> [Dataset rows describing interfaces]
#####
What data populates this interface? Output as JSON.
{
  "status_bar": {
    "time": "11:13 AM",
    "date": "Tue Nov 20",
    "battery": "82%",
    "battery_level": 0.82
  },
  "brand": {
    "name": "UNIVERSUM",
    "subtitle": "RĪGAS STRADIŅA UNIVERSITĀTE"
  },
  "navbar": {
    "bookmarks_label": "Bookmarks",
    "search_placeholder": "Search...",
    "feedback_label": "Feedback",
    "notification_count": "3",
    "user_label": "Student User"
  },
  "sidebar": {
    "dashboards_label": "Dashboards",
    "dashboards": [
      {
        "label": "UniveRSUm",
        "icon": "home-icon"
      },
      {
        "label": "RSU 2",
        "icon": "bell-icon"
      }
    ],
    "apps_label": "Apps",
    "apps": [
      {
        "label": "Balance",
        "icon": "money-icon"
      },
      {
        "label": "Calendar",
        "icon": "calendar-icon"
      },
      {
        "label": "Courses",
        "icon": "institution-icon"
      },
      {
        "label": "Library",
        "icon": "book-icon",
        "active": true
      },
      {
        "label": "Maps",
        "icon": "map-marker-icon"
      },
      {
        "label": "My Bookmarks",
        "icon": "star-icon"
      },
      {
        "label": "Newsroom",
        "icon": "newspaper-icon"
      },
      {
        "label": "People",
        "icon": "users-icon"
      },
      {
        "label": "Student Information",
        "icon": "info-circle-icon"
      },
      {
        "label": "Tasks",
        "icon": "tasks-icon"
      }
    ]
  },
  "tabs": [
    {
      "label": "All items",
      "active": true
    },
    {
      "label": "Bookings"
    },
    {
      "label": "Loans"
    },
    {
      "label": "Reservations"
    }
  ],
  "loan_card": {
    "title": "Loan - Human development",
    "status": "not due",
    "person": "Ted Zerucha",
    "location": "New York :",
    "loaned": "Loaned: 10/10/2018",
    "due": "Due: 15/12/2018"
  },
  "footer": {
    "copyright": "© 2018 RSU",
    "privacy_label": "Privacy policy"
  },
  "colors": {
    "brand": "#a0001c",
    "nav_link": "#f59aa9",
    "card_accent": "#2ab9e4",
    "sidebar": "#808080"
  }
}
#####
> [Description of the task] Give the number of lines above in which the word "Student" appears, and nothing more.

> [Solved exercise] 2